In 2002, then-Deputy Commissioner Dr. Mary Bassett sought to focus on resource-deprived neighborhoods by establishing District Public Health Offices (DPHOs) in the South Bronx, East and Central Harlem, and North and Central Brooklyn. These DPHOs (which would become today’s Neighborhood Health Action Centers) promoted health equity, reduced health disparities and improved community health.

Nearly 100 years later, using a similar but revamped effort, the Action Centers offer key strategies, including multiple health services in one location, data- and evidence-informed practices and diverse groups working together to improve services.

Neighborhood Health Action Centers aim to serve community members, improve linkage to services, identify coverage gaps and reduce service duplication. More specifically, the Action Centers aim to: expand access to high-quality clinical care to help address high premature mortality rates; connect community members to support services and health education; and address root causes of health inequities, including the physical environment, housing and employment.

“The Action Centers are exemplary because their very program infrastructure is designed to address the social determinants of health,” said Sara Gardner, executive director of the Fund for Public Health in New York City. “They are social and physical environments that promote and support good health for everyone.”

Neighborhood Health Action Centers

East Harlem Neighborhood Health Action Center
158 E. 115th St., Manhattan
Monday to Friday, 8 a.m. to 8 p.m., and Saturday, 8 a.m. to 4 p.m.

Brownsville Neighborhood Health Action Center
259 Bristol St., Brooklyn
Monday to Friday, 8 a.m. to 8 p.m., and Saturday, 8 a.m. to 4 p.m.

Tremont Neighborhood Health Action Center
1826 Arthur Ave., Bronx
Monday to Friday, 8:30 a.m. to 5 p.m.

FPHNYC and NYC Department of Health Awarded Funding to Increase HIV Treatment Access for Newly Diagnosed Patients

The Fund for Public Health in New York City (FPHNYC) and the New York City (NYC) Department of Health and Mental Hygiene have received funding from M∙A∙C Cosmetic’s charitable foundation, the M∙A∙C AIDS Fund to increase prompt access to antiretroviral therapy (ART) for patients newly diagnosed with HIV at NYC’s Sexual Health Clinics.

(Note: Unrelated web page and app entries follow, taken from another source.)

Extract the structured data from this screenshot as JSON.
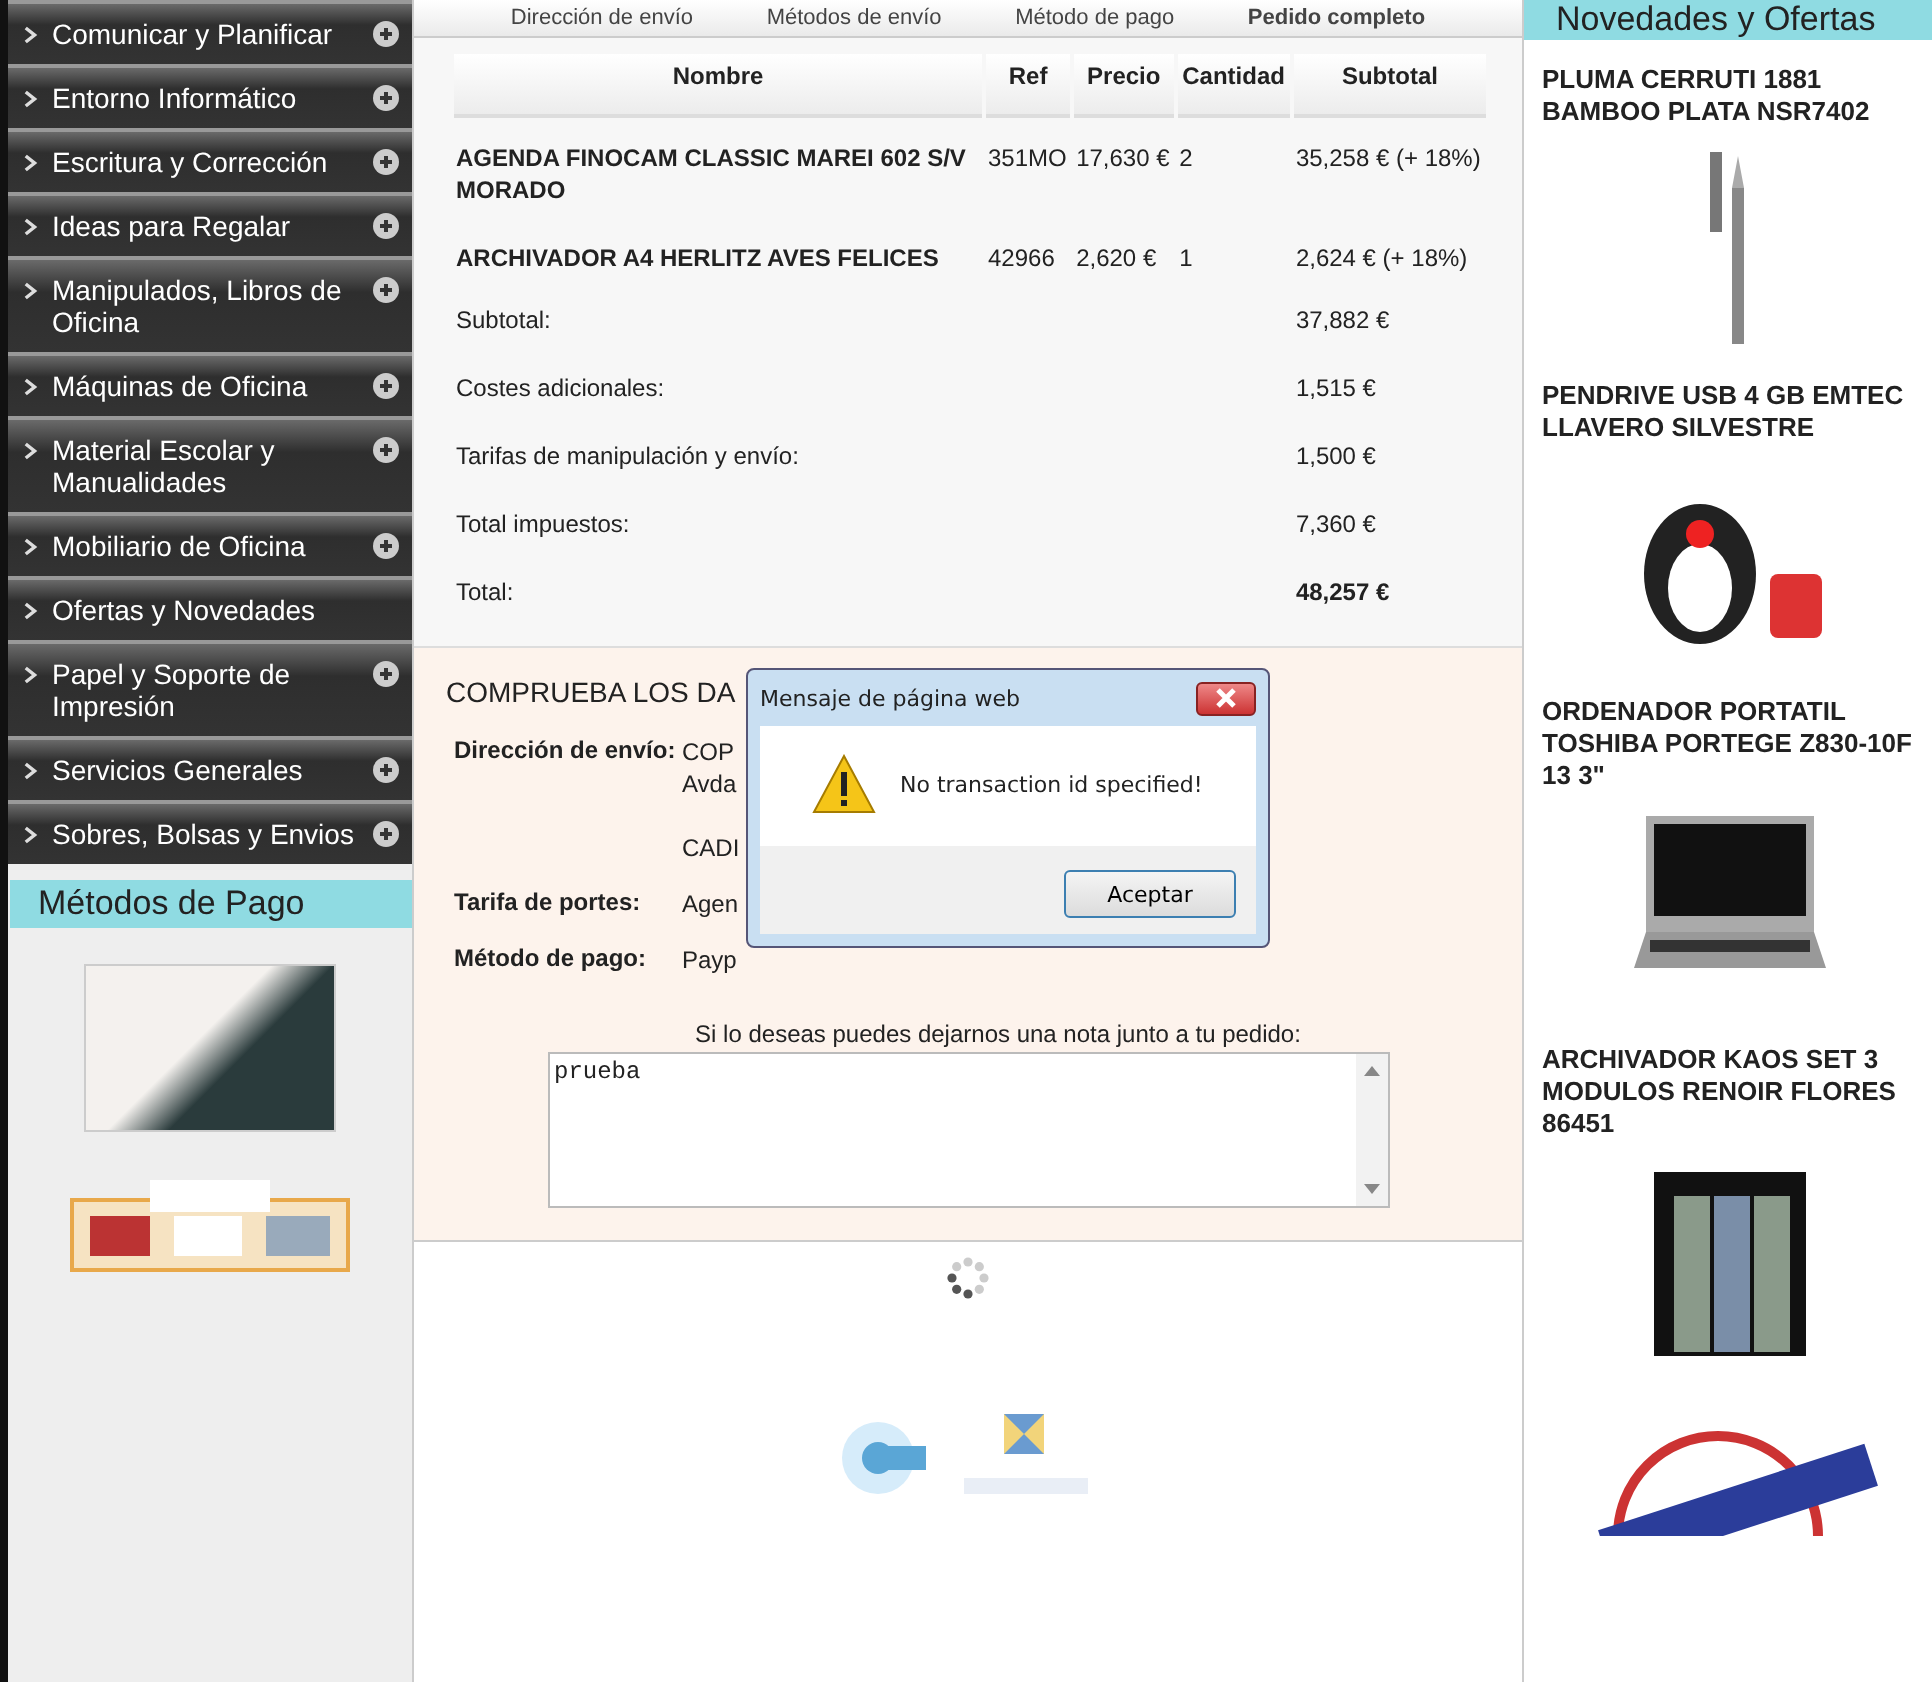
{
  "sidebar": {
    "categories": [
      {
        "label": "Comunicar y Planificar",
        "expandable": true
      },
      {
        "label": "Entorno Informático",
        "expandable": true
      },
      {
        "label": "Escritura y Corrección",
        "expandable": true
      },
      {
        "label": "Ideas para Regalar",
        "expandable": true
      },
      {
        "label": "Manipulados, Libros de Oficina",
        "expandable": true
      },
      {
        "label": "Máquinas de Oficina",
        "expandable": true
      },
      {
        "label": "Material Escolar y Manualidades",
        "expandable": true
      },
      {
        "label": "Mobiliario de Oficina",
        "expandable": true
      },
      {
        "label": "Ofertas y Novedades",
        "expandable": false
      },
      {
        "label": "Papel y Soporte de Impresión",
        "expandable": true
      },
      {
        "label": "Servicios Generales",
        "expandable": true
      },
      {
        "label": "Sobres, Bolsas y Envios",
        "expandable": true
      }
    ],
    "payment_title": "Métodos de Pago"
  },
  "checkout_steps": [
    "Dirección de envío",
    "Métodos de envío",
    "Método de pago",
    "Pedido completo"
  ],
  "order_table": {
    "columns": [
      "Nombre",
      "Ref",
      "Precio",
      "Cantidad",
      "Subtotal"
    ],
    "rows": [
      {
        "name": "AGENDA FINOCAM CLASSIC MAREI 602 S/V MORADO",
        "ref": "351MO",
        "price": "17,630 €",
        "quantity": "2",
        "subtotal": "35,258 € (+ 18%)"
      },
      {
        "name": "ARCHIVADOR A4 HERLITZ AVES FELICES",
        "ref": "42966",
        "price": "2,620 €",
        "quantity": "1",
        "subtotal": "2,624 € (+ 18%)"
      }
    ],
    "summary": [
      {
        "label": "Subtotal:",
        "value": "37,882 €",
        "bold": false
      },
      {
        "label": "Costes adicionales:",
        "value": "1,515 €",
        "bold": false
      },
      {
        "label": "Tarifas de manipulación y envío:",
        "value": "1,500 €",
        "bold": false
      },
      {
        "label": "Total impuestos:",
        "value": "7,360 €",
        "bold": false
      },
      {
        "label": "Total:",
        "value": "48,257 €",
        "bold": true
      }
    ]
  },
  "review": {
    "heading": "COMPRUEBA LOS DA",
    "details": [
      {
        "label": "Dirección de envío:",
        "lines": [
          "COP",
          "Avda",
          "CADI"
        ]
      },
      {
        "label": "Tarifa de portes:",
        "lines": [
          "Agen"
        ]
      },
      {
        "label": "Método de pago:",
        "lines": [
          "Payp"
        ]
      }
    ],
    "note_label": "Si lo deseas puedes dejarnos una nota junto a tu pedido:",
    "note_value": "prueba"
  },
  "dialog": {
    "title": "Mensaje de página web",
    "message": "No transaction id specified!",
    "button": "Aceptar"
  },
  "news": {
    "title": "Novedades y Ofertas",
    "products": [
      {
        "name": "PLUMA CERRUTI 1881 BAMBOO PLATA NSR7402",
        "kind": "pen"
      },
      {
        "name": "PENDRIVE USB 4 GB EMTEC LLAVERO SILVESTRE",
        "kind": "usb"
      },
      {
        "name": "ORDENADOR PORTATIL TOSHIBA PORTEGE Z830-10F 13 3\"",
        "kind": "laptop"
      },
      {
        "name": "ARCHIVADOR KAOS SET 3 MODULOS RENOIR FLORES 86451",
        "kind": "binder"
      }
    ]
  }
}
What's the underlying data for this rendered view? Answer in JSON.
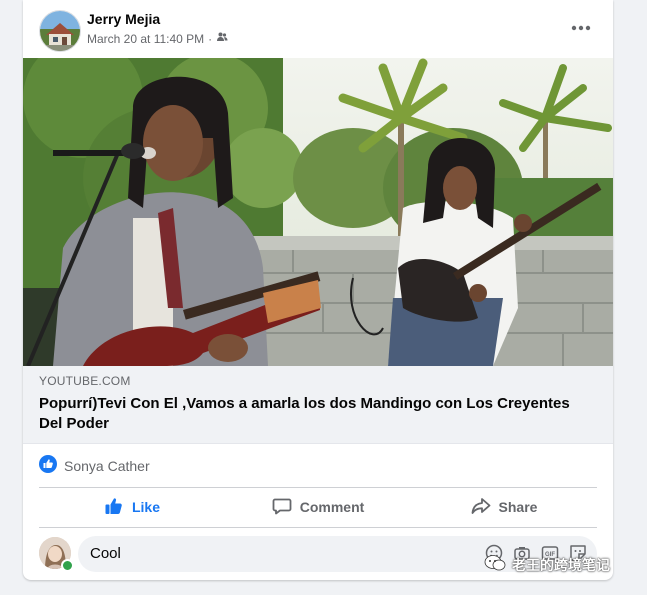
{
  "post": {
    "author": "Jerry Mejia",
    "timestamp": "March 20 at 11:40 PM",
    "separator": "·",
    "audience_icon": "friends-icon",
    "more_icon": "more-horizontal-icon"
  },
  "link": {
    "domain": "YOUTUBE.COM",
    "title": "Popurrí)Tevi Con El ,Vamos a amarla los dos Mandingo con Los Creyentes Del Poder"
  },
  "reactions": {
    "icon": "like-reaction-icon",
    "names": "Sonya Cather"
  },
  "actions": {
    "like": "Like",
    "comment": "Comment",
    "share": "Share"
  },
  "comment_box": {
    "value": "Cool",
    "tool_icons": [
      "emoji-icon",
      "camera-icon",
      "gif-icon",
      "sticker-icon"
    ]
  },
  "watermark": {
    "text": "老王的跨境笔记"
  },
  "colors": {
    "accent": "#1877f2",
    "text_primary": "#050505",
    "text_secondary": "#65676b",
    "background": "#f0f2f5",
    "online": "#31a24c"
  }
}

The Fund for Public Health in New York City (FPHNYC) and the New York City (NYC) Department of Health and Mental Hygiene have received funding from M∙A∙C Cosmetic’s charitable foundation, the M∙A∙C AIDS Fund to increase prompt access to antiretroviral therapy (ART) for patients newly diagnosed with HIV at NYC’s Sexual Health Clinics.

FPHNYC and the Health Department’s Bureau of Sexually Transmitted Disease Control will collaborate with community HIV providers to improve services within the Sexual Health Clinics located throughout New York City, as part of the Ending the Epidemic (EtE) strategy. Under this initiative, the Sexual Health Clinics aim to provide high-quality, status-neutral prevention and treatment services.

Funding from the MAC AIDS Fund will support the Bureau’s work on engaging communities with a focus on providing affirming services to transgender and gender non-conforming patients. In 2016, MAC AIDS Fund provided funding for a pilot JumpstART, a program providing immediate access to ART for patients newly diagnosed with HIV, at the Sexual Health Clinics. The key element of these services is to improve access to sexual health services, regardless of insurance, HIV status, immigration or other potential parries to accessing treatment. Patients will also receive high-impact prevention and care services, including benefits assistance, case management, adherence support and mental health support.

“It is imperative that we treat HIV like we treat other infections and give individuals the option to be treated at the time of diagnosis,” said Sara Gardner, executive director of FPHNYC. “Early initiation of HIV treatment will improve outcomes and help accelerate the decline in HIV related deaths and transmitted infections.”